CLC Overreaches in Next House CaseThe bickering between MIT and the Cambridge License Commission reached a new level last week, as Next House was called before the board to plead its case after an isolated drinking incident last summer. While well-intentioned, the CLC’s drive to control underage drinking disturbingly resembles an effort to control social life at the Institute.
That Next House had to appear before the CLC at all is hard to understand, as Next House is the least to blame for the incident. According to incident reports, the victim, an underage female, did most of her heavy drinking at a friend’s Boston apartment and only had a couple of drinks at Next House. After the victim fell ill, caregivers made the responsible choice to call for medical assistance.
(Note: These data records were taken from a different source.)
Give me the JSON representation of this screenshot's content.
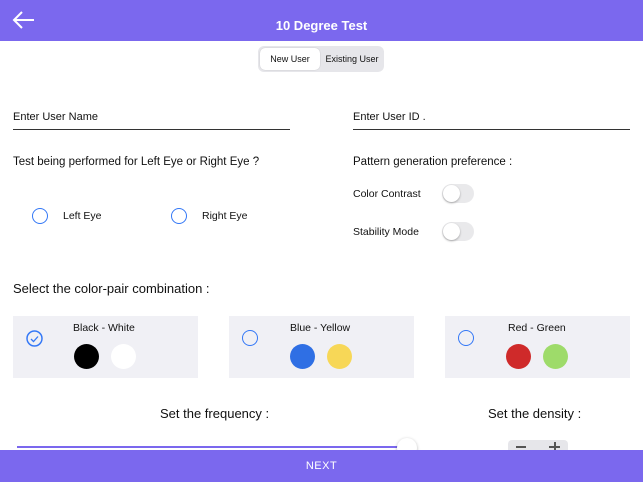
{
  "header": {
    "title": "10 Degree Test",
    "back_icon": "arrow-left-icon",
    "color": "#7b68ee"
  },
  "user_type": {
    "options": [
      "New User",
      "Existing User"
    ],
    "selected": "New User"
  },
  "form": {
    "user_name_placeholder": "Enter User Name",
    "user_id_placeholder": "Enter User ID ."
  },
  "eye": {
    "question": "Test being performed for Left Eye or Right Eye ?",
    "left": "Left Eye",
    "right": "Right Eye"
  },
  "pattern": {
    "title": "Pattern generation preference :",
    "color_contrast": "Color Contrast",
    "stability_mode": "Stability Mode"
  },
  "color_pair": {
    "title": "Select the color-pair combination :",
    "options": [
      {
        "name": "Black - White",
        "colors": [
          "#000000",
          "#ffffff"
        ],
        "selected": true
      },
      {
        "name": "Blue - Yellow",
        "colors": [
          "#2f6fe4",
          "#f7d757"
        ],
        "selected": false
      },
      {
        "name": "Red - Green",
        "colors": [
          "#cf2a2a",
          "#9edb6a"
        ],
        "selected": false
      }
    ]
  },
  "frequency": {
    "title": "Set the frequency :"
  },
  "density": {
    "title": "Set the density :"
  },
  "footer": {
    "next_label": "NEXT"
  }
}
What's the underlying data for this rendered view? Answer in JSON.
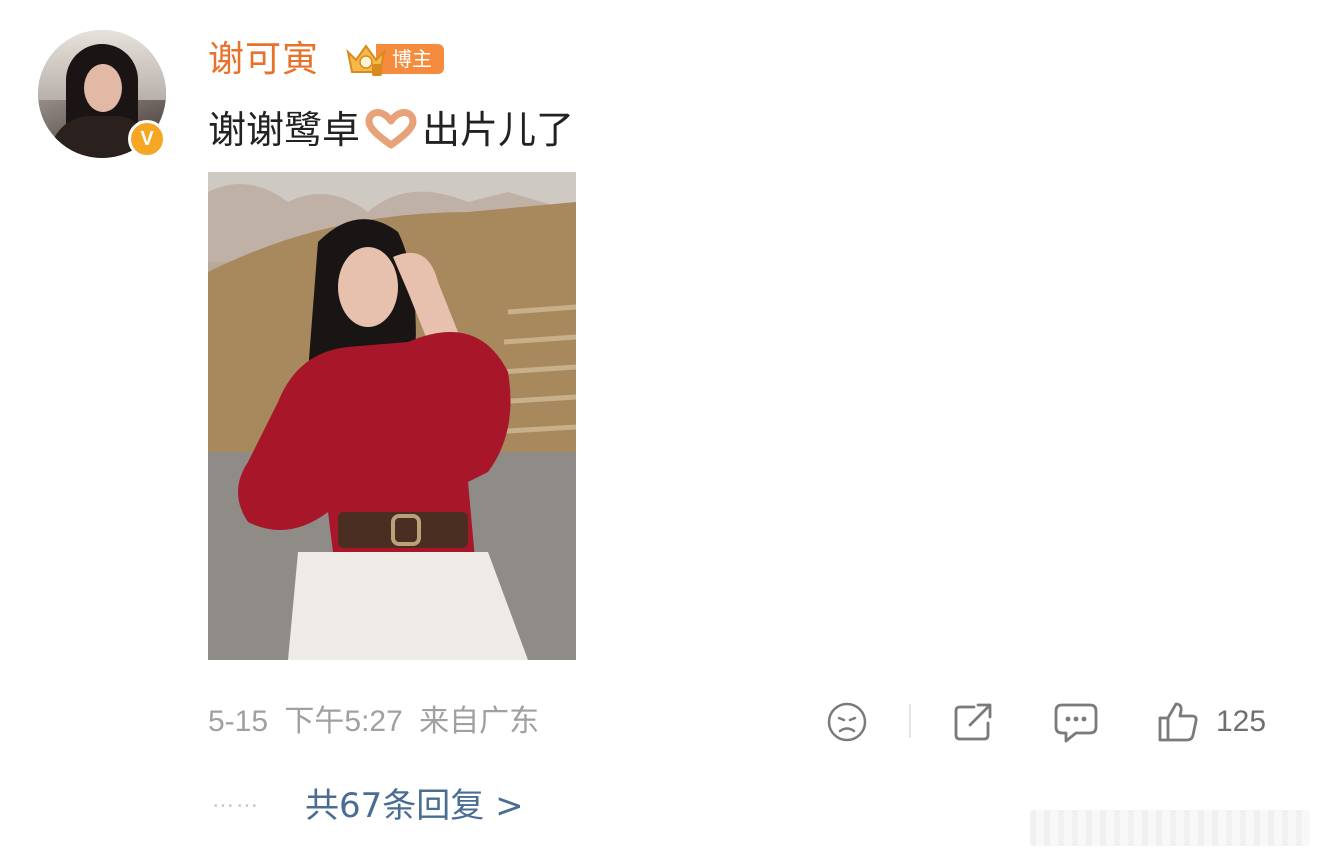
{
  "post": {
    "username": "谢可寅",
    "badge_label": "博主",
    "verified_mark": "V",
    "text_before": "谢谢鹭卓",
    "text_after": "出片儿了",
    "emoji": "heart-hands-icon"
  },
  "meta": {
    "date": "5-15",
    "time": "下午5:27",
    "location": "来自广东"
  },
  "actions": {
    "like_count": "125"
  },
  "replies": {
    "dots": "……",
    "label": "共67条回复 >"
  },
  "colors": {
    "username": "#e8722b",
    "badge": "#f58b3c",
    "link": "#4a6d94",
    "meta": "#a0a0a0"
  }
}
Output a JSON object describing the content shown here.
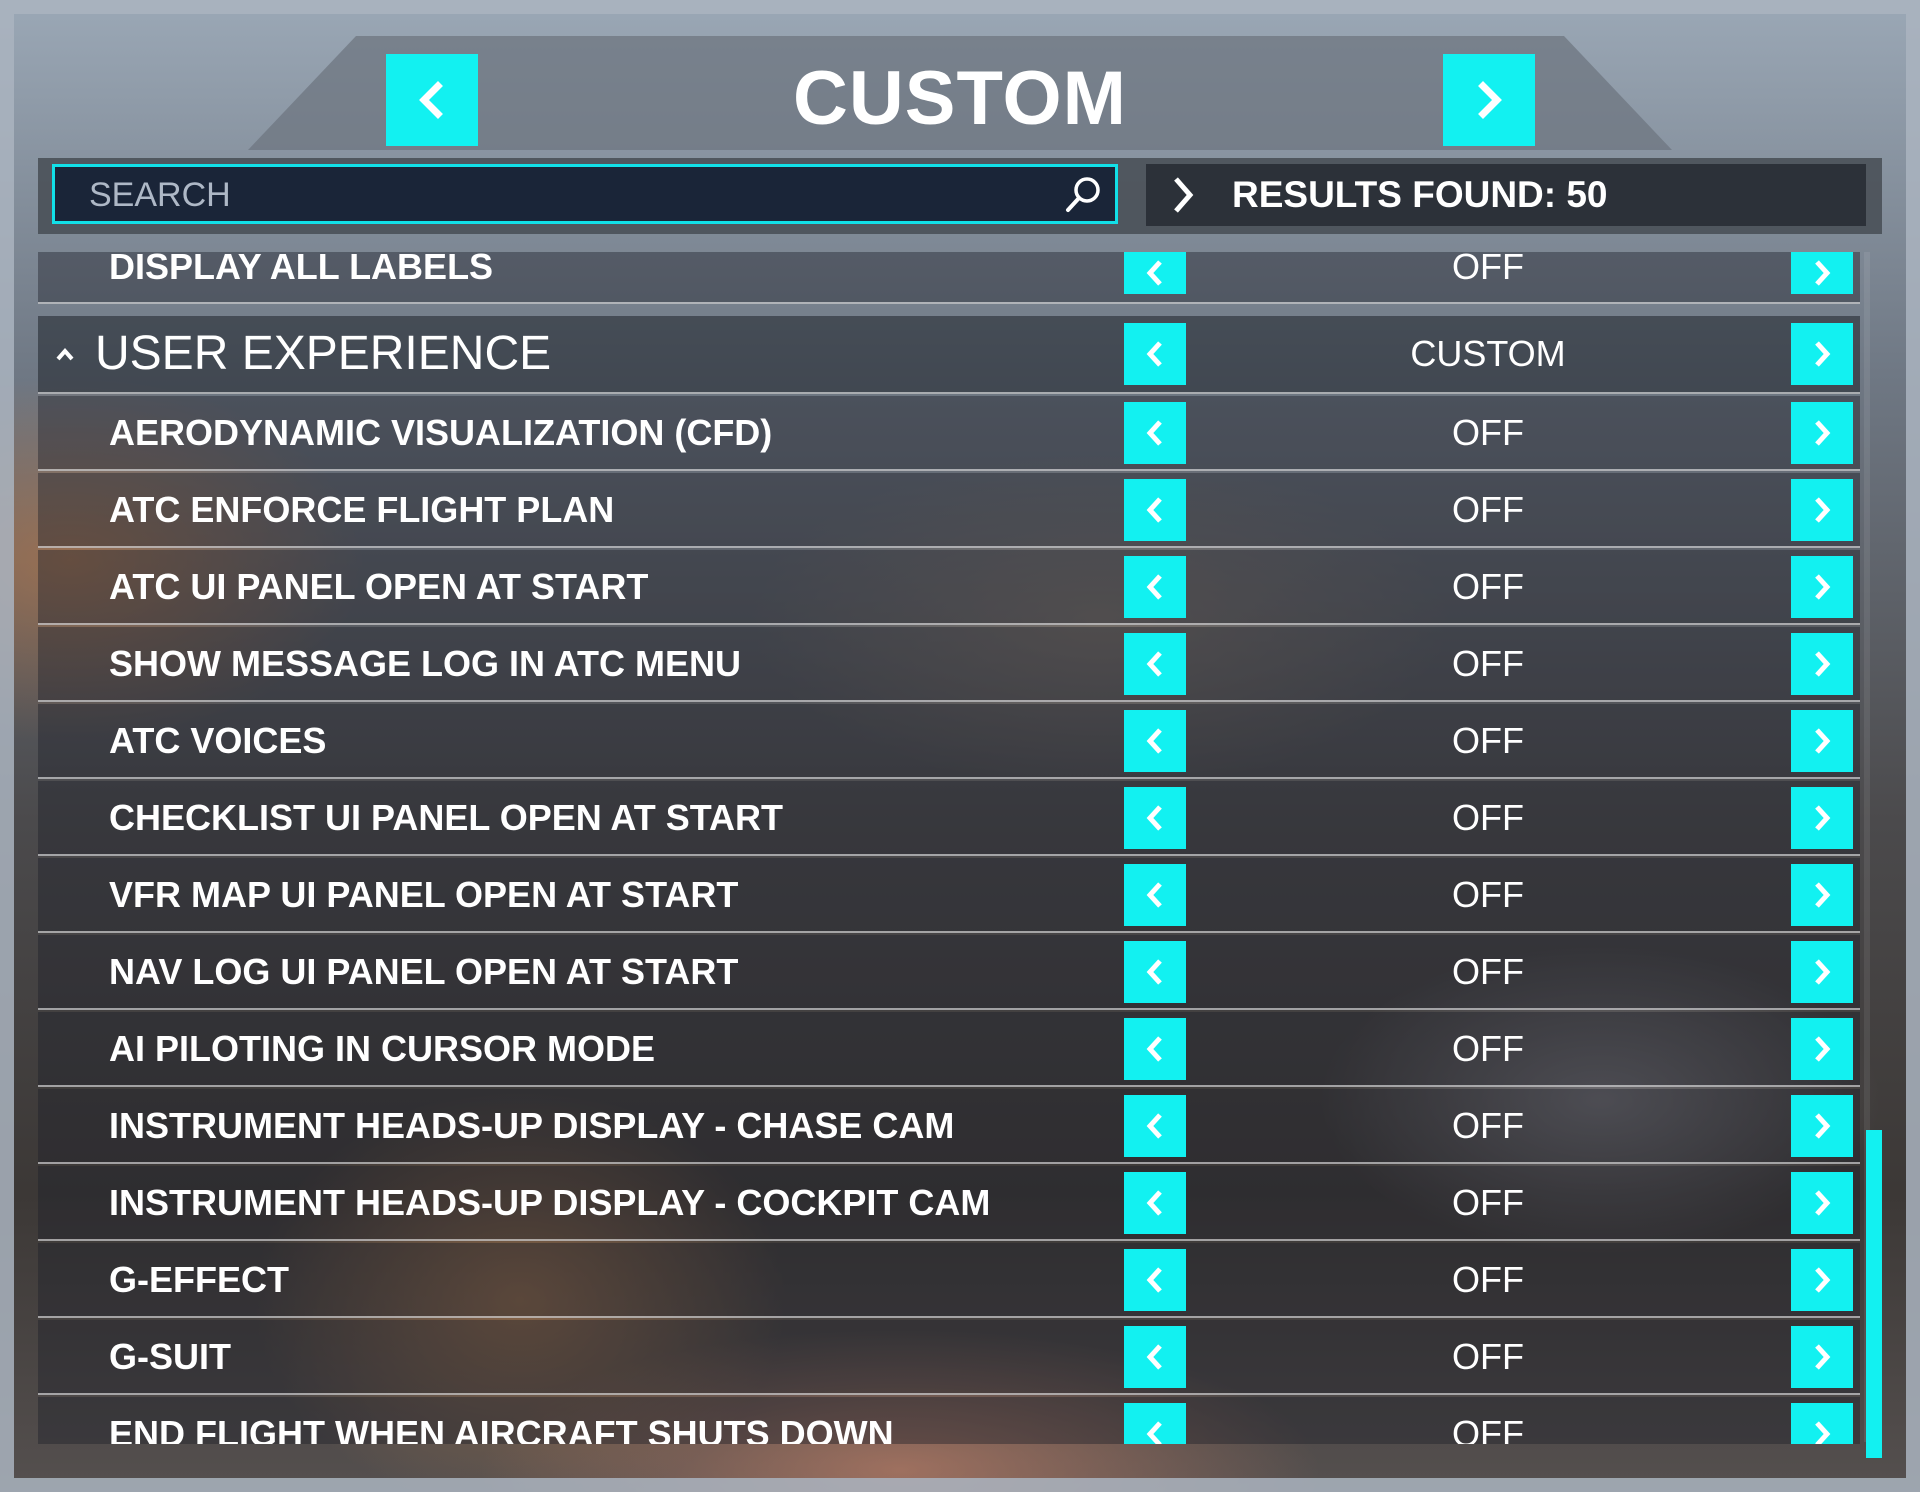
{
  "header": {
    "title": "CUSTOM",
    "prev_icon": "chevron-left-icon",
    "next_icon": "chevron-right-icon"
  },
  "search": {
    "placeholder": "SEARCH",
    "value": "",
    "icon": "search-icon"
  },
  "results": {
    "text": "RESULTS FOUND: 50",
    "icon": "chevron-right-icon"
  },
  "colors": {
    "accent": "#12f1f1",
    "search_border": "#12e0e8"
  },
  "settings": {
    "partial_row": {
      "label": "DISPLAY ALL LABELS",
      "value": "OFF"
    },
    "section": {
      "label": "USER EXPERIENCE",
      "value": "CUSTOM",
      "icon": "caret-up-icon"
    },
    "rows": [
      {
        "label": "AERODYNAMIC VISUALIZATION (CFD)",
        "value": "OFF"
      },
      {
        "label": "ATC ENFORCE FLIGHT PLAN",
        "value": "OFF"
      },
      {
        "label": "ATC UI PANEL OPEN AT START",
        "value": "OFF"
      },
      {
        "label": "SHOW MESSAGE LOG IN ATC MENU",
        "value": "OFF"
      },
      {
        "label": "ATC VOICES",
        "value": "OFF"
      },
      {
        "label": "CHECKLIST UI PANEL OPEN AT START",
        "value": "OFF"
      },
      {
        "label": "VFR MAP UI PANEL OPEN AT START",
        "value": "OFF"
      },
      {
        "label": "NAV LOG UI PANEL OPEN AT START",
        "value": "OFF"
      },
      {
        "label": "AI PILOTING IN CURSOR MODE",
        "value": "OFF"
      },
      {
        "label": "INSTRUMENT HEADS-UP DISPLAY - CHASE CAM",
        "value": "OFF"
      },
      {
        "label": "INSTRUMENT HEADS-UP DISPLAY - COCKPIT CAM",
        "value": "OFF"
      },
      {
        "label": "G-EFFECT",
        "value": "OFF"
      },
      {
        "label": "G-SUIT",
        "value": "OFF"
      },
      {
        "label": "END FLIGHT WHEN AIRCRAFT SHUTS DOWN",
        "value": "OFF"
      }
    ]
  }
}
The Tech is curious as to why, of all cases, the CLC chose this isolated, responsibly handled incident as a example of underage drinking run wild.
The CLC’s overreaction also sets a dangerous precedent against caregivers seeking medical assistance for their intoxicated friends. When a partygoer has too much to drink, the most responsible choice their friends can make is to seek immediate medical attention. By attacking the responsible caregivers who call for help, however, the CLC does nothing more than encourage irresponsiblity. What will the board say in the future if an MIT student dies from alcohol poisoning simply because their friends feared eviction from their house?
Of even greater concern is the CLC’s attack on the function of graduate resident tutors in MIT dormitories. To better recognize potential problems on their halls, GRTs at MIT are encouraged to befriend and socialize with students, who then feel more comfortable coming to them with concerns. Part of the GRTs’ appeal is that they have neither the power nor the charge to punish students for their transgressions, thus making them better confidants for students in need of attention.
At the hearing, CLC member and acting Cambridge Fire Chief Gerald R. Reardon criticized MIT for not making GRTs responsible for enforcing alcohol regulations. Reardon’s criticism demonstrates the CLC’s misunderstanding of the GRT’s role. The CLC wants to make GRTs into policemen. However, students are unlikely to confide in someone who has a duty to rat them out, leaving the troubled and confused with no safe outlet for their concerns.
In an effort to appease the CLC, Next House representatives proposed a series of new initiatives, ostensibly designed to control underage drinking. The new policies, presented at the hearing by Next House President Jay R. Mitchell ’02, include mandatory student patrolling of all gatherings with alcohol present and an arbitrary fine for any floor on which an individual commits an alcohol violation.
These proposals are as absurd as the hearing that prompted them in the first place. They fail to recognize that dorm residents, unlike FSILG members, do not necessarily choose to associate with their housemates and therefore have no responsibility for them or to them.
No dorm resident should be unwillingly drafted into undergoing alcohol safety training. Penalizing an entire wing for the actions of one rowdy resident is unfair, especially when GRTs and housemasters have little leverage in evicting trouble students from a hall or dorm. Peer pressure in the form of withheld funds cannot be mandated upon residents that didn’t agree to it in the first place.
Larry G. Benedict, MIT’s new dean for student life, endorsed Next House’s proposals last week and said that he would explore them further as the Institute reviews its alcohol policies in the coming year. The Tech urges him not to expand these flawed policies to other residence halls. Next House designed its proposals to pacify the CLC and to prevent yet another overreaction. Rather than comply with the CLC’s demands, Benedict and MIT should stand tall in the face of a overzealous government.